»»

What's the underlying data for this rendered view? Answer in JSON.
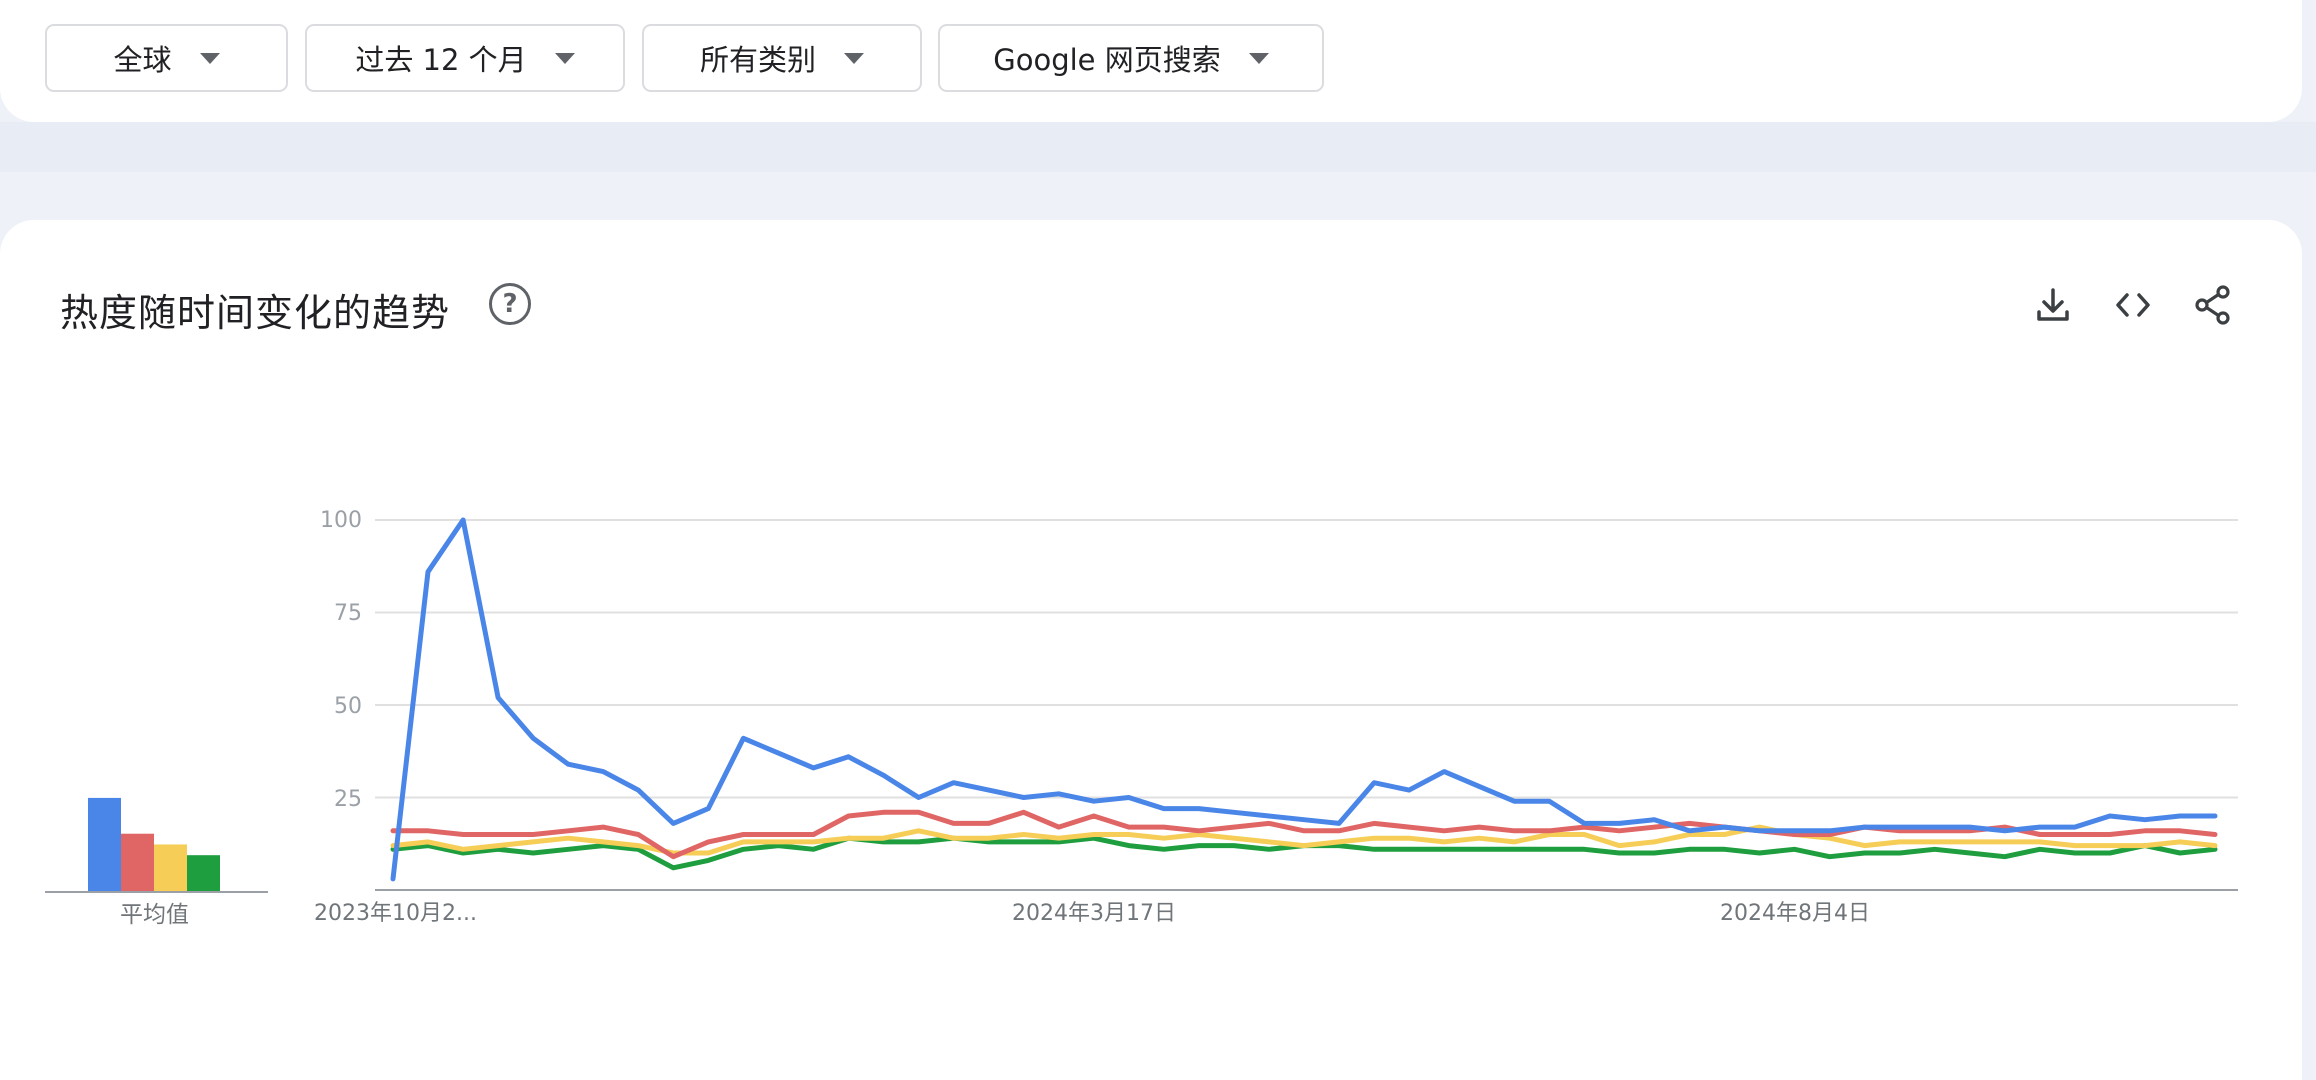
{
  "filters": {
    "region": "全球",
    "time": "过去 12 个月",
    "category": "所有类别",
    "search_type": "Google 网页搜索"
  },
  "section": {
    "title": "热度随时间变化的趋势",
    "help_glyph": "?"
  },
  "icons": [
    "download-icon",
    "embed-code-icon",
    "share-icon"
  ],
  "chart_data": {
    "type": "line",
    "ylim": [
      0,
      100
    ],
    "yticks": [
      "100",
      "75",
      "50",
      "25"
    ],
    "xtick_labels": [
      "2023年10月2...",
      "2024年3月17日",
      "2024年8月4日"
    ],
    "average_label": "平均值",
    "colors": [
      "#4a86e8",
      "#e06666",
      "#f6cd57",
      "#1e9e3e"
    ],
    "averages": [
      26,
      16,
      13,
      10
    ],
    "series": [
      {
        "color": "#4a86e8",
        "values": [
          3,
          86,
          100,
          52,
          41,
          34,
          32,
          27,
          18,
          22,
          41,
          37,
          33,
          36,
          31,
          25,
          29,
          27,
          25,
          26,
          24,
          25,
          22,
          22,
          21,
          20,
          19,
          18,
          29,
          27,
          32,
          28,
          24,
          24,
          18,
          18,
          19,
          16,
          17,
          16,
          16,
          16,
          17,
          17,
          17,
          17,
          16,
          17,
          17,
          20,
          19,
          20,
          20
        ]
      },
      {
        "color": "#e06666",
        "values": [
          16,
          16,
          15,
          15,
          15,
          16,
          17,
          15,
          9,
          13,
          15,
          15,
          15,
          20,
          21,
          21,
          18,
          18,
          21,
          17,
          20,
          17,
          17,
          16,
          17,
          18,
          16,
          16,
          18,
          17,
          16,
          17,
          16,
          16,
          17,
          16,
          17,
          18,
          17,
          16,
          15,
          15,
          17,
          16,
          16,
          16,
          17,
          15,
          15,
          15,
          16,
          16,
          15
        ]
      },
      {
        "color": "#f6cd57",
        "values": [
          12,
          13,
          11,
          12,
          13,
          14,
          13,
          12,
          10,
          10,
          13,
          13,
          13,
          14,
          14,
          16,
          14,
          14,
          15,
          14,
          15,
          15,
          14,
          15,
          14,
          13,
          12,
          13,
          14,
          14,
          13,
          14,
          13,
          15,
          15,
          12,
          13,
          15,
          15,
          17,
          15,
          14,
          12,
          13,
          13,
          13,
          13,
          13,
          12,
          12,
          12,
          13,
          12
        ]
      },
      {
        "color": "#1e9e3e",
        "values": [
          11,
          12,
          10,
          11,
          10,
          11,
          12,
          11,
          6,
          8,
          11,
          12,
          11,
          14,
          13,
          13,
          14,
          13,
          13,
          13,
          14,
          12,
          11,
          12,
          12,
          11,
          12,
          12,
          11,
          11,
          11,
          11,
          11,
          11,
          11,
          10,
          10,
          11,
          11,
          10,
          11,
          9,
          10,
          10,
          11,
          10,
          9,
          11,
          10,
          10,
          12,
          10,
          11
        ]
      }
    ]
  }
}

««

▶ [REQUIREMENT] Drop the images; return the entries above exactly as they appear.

▶ [WRITTEN REPLY]
What's the underlying data for this rendered view? Answer in JSON.
{
  "filters": {
    "region": "全球",
    "time": "过去 12 个月",
    "category": "所有类别",
    "search_type": "Google 网页搜索"
  },
  "section": {
    "title": "热度随时间变化的趋势",
    "help_glyph": "?"
  },
  "icons": [
    "download-icon",
    "embed-code-icon",
    "share-icon"
  ],
  "chart_data": {
    "type": "line",
    "ylim": [
      0,
      100
    ],
    "yticks": [
      "100",
      "75",
      "50",
      "25"
    ],
    "xtick_labels": [
      "2023年10月2...",
      "2024年3月17日",
      "2024年8月4日"
    ],
    "average_label": "平均值",
    "colors": [
      "#4a86e8",
      "#e06666",
      "#f6cd57",
      "#1e9e3e"
    ],
    "averages": [
      26,
      16,
      13,
      10
    ],
    "series": [
      {
        "color": "#4a86e8",
        "values": [
          3,
          86,
          100,
          52,
          41,
          34,
          32,
          27,
          18,
          22,
          41,
          37,
          33,
          36,
          31,
          25,
          29,
          27,
          25,
          26,
          24,
          25,
          22,
          22,
          21,
          20,
          19,
          18,
          29,
          27,
          32,
          28,
          24,
          24,
          18,
          18,
          19,
          16,
          17,
          16,
          16,
          16,
          17,
          17,
          17,
          17,
          16,
          17,
          17,
          20,
          19,
          20,
          20
        ]
      },
      {
        "color": "#e06666",
        "values": [
          16,
          16,
          15,
          15,
          15,
          16,
          17,
          15,
          9,
          13,
          15,
          15,
          15,
          20,
          21,
          21,
          18,
          18,
          21,
          17,
          20,
          17,
          17,
          16,
          17,
          18,
          16,
          16,
          18,
          17,
          16,
          17,
          16,
          16,
          17,
          16,
          17,
          18,
          17,
          16,
          15,
          15,
          17,
          16,
          16,
          16,
          17,
          15,
          15,
          15,
          16,
          16,
          15
        ]
      },
      {
        "color": "#f6cd57",
        "values": [
          12,
          13,
          11,
          12,
          13,
          14,
          13,
          12,
          10,
          10,
          13,
          13,
          13,
          14,
          14,
          16,
          14,
          14,
          15,
          14,
          15,
          15,
          14,
          15,
          14,
          13,
          12,
          13,
          14,
          14,
          13,
          14,
          13,
          15,
          15,
          12,
          13,
          15,
          15,
          17,
          15,
          14,
          12,
          13,
          13,
          13,
          13,
          13,
          12,
          12,
          12,
          13,
          12
        ]
      },
      {
        "color": "#1e9e3e",
        "values": [
          11,
          12,
          10,
          11,
          10,
          11,
          12,
          11,
          6,
          8,
          11,
          12,
          11,
          14,
          13,
          13,
          14,
          13,
          13,
          13,
          14,
          12,
          11,
          12,
          12,
          11,
          12,
          12,
          11,
          11,
          11,
          11,
          11,
          11,
          11,
          10,
          10,
          11,
          11,
          10,
          11,
          9,
          10,
          10,
          11,
          10,
          9,
          11,
          10,
          10,
          12,
          10,
          11
        ]
      }
    ]
  }
}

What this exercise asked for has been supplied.